=== What is expected ===
Repeat the data in full. Drop every picture.

=== Records for the task ===
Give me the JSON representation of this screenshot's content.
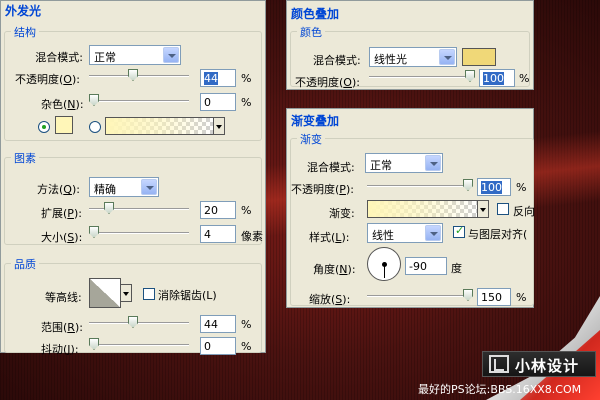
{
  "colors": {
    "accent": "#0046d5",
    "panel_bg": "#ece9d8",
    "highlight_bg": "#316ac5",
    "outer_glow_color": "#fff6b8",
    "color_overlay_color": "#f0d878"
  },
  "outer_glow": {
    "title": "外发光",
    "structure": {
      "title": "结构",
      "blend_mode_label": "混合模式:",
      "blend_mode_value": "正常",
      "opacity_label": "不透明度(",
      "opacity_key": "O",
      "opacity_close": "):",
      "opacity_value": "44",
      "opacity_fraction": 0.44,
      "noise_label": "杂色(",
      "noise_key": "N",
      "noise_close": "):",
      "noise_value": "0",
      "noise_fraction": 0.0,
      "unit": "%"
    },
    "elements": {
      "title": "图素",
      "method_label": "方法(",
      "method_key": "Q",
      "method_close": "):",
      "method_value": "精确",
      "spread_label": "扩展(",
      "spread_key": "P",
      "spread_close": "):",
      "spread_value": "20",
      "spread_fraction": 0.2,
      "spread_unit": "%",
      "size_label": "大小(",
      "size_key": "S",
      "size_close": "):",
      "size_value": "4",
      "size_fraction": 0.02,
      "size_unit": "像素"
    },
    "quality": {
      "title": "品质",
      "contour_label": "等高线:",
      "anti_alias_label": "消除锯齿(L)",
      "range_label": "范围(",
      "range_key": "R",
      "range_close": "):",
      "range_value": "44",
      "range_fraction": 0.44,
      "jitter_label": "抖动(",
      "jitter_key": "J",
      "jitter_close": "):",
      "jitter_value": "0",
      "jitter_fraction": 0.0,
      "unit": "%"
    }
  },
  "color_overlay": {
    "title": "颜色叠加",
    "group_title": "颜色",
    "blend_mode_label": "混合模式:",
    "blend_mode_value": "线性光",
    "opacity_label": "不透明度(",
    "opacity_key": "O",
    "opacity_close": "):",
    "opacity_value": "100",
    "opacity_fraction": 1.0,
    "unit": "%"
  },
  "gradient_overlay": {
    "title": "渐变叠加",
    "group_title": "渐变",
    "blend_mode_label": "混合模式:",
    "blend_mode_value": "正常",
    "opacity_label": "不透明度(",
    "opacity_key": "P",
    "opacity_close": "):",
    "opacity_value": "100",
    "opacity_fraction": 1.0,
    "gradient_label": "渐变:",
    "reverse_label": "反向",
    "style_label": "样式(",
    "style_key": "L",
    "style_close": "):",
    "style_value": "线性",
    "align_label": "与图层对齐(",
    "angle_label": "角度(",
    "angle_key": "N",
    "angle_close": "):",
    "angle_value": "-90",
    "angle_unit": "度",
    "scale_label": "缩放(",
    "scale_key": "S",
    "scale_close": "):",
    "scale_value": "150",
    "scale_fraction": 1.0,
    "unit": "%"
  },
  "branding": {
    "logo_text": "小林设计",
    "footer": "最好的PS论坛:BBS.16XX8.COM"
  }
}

=== Reply to the exercise ===
Give me the JSON representation of this screenshot's content.
{
  "colors": {
    "accent": "#0046d5",
    "panel_bg": "#ece9d8",
    "highlight_bg": "#316ac5",
    "outer_glow_color": "#fff6b8",
    "color_overlay_color": "#f0d878"
  },
  "outer_glow": {
    "title": "外发光",
    "structure": {
      "title": "结构",
      "blend_mode_label": "混合模式:",
      "blend_mode_value": "正常",
      "opacity_label": "不透明度(",
      "opacity_key": "O",
      "opacity_close": "):",
      "opacity_value": "44",
      "opacity_fraction": 0.44,
      "noise_label": "杂色(",
      "noise_key": "N",
      "noise_close": "):",
      "noise_value": "0",
      "noise_fraction": 0.0,
      "unit": "%"
    },
    "elements": {
      "title": "图素",
      "method_label": "方法(",
      "method_key": "Q",
      "method_close": "):",
      "method_value": "精确",
      "spread_label": "扩展(",
      "spread_key": "P",
      "spread_close": "):",
      "spread_value": "20",
      "spread_fraction": 0.2,
      "spread_unit": "%",
      "size_label": "大小(",
      "size_key": "S",
      "size_close": "):",
      "size_value": "4",
      "size_fraction": 0.02,
      "size_unit": "像素"
    },
    "quality": {
      "title": "品质",
      "contour_label": "等高线:",
      "anti_alias_label": "消除锯齿(L)",
      "range_label": "范围(",
      "range_key": "R",
      "range_close": "):",
      "range_value": "44",
      "range_fraction": 0.44,
      "jitter_label": "抖动(",
      "jitter_key": "J",
      "jitter_close": "):",
      "jitter_value": "0",
      "jitter_fraction": 0.0,
      "unit": "%"
    }
  },
  "color_overlay": {
    "title": "颜色叠加",
    "group_title": "颜色",
    "blend_mode_label": "混合模式:",
    "blend_mode_value": "线性光",
    "opacity_label": "不透明度(",
    "opacity_key": "O",
    "opacity_close": "):",
    "opacity_value": "100",
    "opacity_fraction": 1.0,
    "unit": "%"
  },
  "gradient_overlay": {
    "title": "渐变叠加",
    "group_title": "渐变",
    "blend_mode_label": "混合模式:",
    "blend_mode_value": "正常",
    "opacity_label": "不透明度(",
    "opacity_key": "P",
    "opacity_close": "):",
    "opacity_value": "100",
    "opacity_fraction": 1.0,
    "gradient_label": "渐变:",
    "reverse_label": "反向",
    "style_label": "样式(",
    "style_key": "L",
    "style_close": "):",
    "style_value": "线性",
    "align_label": "与图层对齐(",
    "angle_label": "角度(",
    "angle_key": "N",
    "angle_close": "):",
    "angle_value": "-90",
    "angle_unit": "度",
    "scale_label": "缩放(",
    "scale_key": "S",
    "scale_close": "):",
    "scale_value": "150",
    "scale_fraction": 1.0,
    "unit": "%"
  },
  "branding": {
    "logo_text": "小林设计",
    "footer": "最好的PS论坛:BBS.16XX8.COM"
  }
}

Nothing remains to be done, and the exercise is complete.